YOUR INSTRUCTIONS ::
Please return every line of the records below that contains the word "Прицепы".

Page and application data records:
----

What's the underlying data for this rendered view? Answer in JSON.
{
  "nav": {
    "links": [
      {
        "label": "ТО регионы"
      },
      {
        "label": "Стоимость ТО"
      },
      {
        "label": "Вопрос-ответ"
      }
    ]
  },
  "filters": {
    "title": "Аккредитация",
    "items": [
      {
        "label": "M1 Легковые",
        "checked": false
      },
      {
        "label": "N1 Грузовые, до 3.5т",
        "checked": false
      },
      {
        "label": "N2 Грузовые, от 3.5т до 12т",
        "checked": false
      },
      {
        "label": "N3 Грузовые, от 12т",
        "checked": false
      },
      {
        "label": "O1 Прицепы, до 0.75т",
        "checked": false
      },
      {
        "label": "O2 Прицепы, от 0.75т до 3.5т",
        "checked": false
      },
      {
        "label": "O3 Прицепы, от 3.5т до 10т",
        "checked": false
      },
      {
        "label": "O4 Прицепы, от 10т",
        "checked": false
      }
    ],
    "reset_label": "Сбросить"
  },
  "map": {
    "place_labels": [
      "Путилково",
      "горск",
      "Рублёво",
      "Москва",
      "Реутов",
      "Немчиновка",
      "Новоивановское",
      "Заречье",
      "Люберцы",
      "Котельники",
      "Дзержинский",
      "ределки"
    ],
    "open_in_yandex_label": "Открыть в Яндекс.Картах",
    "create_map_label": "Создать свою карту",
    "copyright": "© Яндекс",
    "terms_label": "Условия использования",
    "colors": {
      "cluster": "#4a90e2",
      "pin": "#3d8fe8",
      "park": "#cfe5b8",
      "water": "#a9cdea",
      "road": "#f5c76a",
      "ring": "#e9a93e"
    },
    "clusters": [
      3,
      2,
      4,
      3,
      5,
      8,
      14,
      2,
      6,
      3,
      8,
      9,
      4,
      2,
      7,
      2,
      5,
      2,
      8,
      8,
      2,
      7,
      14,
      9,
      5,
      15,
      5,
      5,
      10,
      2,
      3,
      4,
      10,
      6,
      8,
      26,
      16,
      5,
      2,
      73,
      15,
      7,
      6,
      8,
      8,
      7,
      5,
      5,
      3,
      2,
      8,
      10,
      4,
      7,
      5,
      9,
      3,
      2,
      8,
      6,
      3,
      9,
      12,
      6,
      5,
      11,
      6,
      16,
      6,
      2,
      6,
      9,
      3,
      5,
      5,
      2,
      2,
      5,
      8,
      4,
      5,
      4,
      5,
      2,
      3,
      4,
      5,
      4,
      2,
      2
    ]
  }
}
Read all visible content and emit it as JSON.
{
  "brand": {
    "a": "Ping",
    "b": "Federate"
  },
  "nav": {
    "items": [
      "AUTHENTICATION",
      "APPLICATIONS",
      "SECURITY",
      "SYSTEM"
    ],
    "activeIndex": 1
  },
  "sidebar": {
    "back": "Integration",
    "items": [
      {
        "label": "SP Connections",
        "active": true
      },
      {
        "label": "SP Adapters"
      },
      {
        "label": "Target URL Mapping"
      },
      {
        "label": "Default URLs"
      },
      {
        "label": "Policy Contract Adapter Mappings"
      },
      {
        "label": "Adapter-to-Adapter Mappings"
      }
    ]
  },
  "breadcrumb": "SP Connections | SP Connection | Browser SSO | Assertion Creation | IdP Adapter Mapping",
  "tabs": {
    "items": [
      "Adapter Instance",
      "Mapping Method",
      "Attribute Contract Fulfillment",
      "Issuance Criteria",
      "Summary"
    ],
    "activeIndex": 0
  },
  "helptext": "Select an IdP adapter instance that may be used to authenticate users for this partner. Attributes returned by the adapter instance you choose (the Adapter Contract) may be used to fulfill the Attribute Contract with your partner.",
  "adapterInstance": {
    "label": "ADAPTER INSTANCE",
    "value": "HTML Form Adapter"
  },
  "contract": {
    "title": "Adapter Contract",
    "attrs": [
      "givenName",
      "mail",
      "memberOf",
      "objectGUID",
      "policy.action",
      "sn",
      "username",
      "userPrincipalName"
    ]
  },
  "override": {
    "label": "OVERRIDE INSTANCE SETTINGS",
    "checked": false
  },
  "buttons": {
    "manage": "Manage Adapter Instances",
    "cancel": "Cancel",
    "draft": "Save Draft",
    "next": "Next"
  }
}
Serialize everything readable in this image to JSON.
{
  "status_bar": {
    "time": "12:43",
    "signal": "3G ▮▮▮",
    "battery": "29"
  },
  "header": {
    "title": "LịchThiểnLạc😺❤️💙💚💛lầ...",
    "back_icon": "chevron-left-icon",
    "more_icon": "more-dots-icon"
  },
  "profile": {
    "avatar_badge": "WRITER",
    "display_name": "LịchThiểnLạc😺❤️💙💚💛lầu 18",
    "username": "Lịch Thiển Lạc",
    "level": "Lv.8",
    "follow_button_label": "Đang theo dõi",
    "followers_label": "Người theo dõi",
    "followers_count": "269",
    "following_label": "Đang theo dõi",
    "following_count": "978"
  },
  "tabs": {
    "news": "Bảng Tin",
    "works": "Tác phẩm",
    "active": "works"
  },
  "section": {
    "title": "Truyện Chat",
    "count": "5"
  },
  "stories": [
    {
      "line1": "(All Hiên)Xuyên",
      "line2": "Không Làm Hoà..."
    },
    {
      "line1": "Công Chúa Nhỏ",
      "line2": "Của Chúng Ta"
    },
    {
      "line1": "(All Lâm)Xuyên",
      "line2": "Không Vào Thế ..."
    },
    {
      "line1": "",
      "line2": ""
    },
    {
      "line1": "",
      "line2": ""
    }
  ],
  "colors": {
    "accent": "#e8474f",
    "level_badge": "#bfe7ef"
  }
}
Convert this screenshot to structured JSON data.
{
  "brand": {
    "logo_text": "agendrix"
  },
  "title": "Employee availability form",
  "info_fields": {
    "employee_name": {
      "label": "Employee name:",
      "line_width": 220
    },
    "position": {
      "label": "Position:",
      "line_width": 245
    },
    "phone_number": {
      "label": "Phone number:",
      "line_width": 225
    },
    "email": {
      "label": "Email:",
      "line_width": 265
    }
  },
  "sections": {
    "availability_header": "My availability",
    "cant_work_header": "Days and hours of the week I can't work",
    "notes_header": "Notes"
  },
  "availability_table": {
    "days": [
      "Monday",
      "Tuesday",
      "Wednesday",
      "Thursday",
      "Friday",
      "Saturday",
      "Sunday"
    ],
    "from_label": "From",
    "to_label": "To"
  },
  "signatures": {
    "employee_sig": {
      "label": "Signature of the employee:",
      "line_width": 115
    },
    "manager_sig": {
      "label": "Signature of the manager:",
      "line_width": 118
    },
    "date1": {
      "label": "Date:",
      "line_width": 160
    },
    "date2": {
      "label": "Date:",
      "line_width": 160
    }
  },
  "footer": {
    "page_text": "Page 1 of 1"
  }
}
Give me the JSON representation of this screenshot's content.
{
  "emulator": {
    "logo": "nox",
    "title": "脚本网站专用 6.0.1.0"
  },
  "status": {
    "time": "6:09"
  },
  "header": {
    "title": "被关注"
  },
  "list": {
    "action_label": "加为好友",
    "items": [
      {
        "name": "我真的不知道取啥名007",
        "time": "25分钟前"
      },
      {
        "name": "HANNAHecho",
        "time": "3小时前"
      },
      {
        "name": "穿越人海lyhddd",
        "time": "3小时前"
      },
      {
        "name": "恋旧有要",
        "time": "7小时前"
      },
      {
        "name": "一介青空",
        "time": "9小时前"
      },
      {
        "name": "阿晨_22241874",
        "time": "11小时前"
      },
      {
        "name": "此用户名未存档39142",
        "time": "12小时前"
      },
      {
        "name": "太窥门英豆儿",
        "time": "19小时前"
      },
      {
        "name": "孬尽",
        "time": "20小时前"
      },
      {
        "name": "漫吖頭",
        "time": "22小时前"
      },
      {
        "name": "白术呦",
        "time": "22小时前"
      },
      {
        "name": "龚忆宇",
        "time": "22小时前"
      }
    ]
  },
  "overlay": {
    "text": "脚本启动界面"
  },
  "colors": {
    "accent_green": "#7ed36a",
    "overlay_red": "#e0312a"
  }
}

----

EXPECTED ANSWER ::
        "label": "O1 Прицепы, до 0.75т",
        "label": "O2 Прицепы, от 0.75т до 3.5т",
        "label": "O3 Прицепы, от 3.5т до 10т",
        "label": "O4 Прицепы, от 10т",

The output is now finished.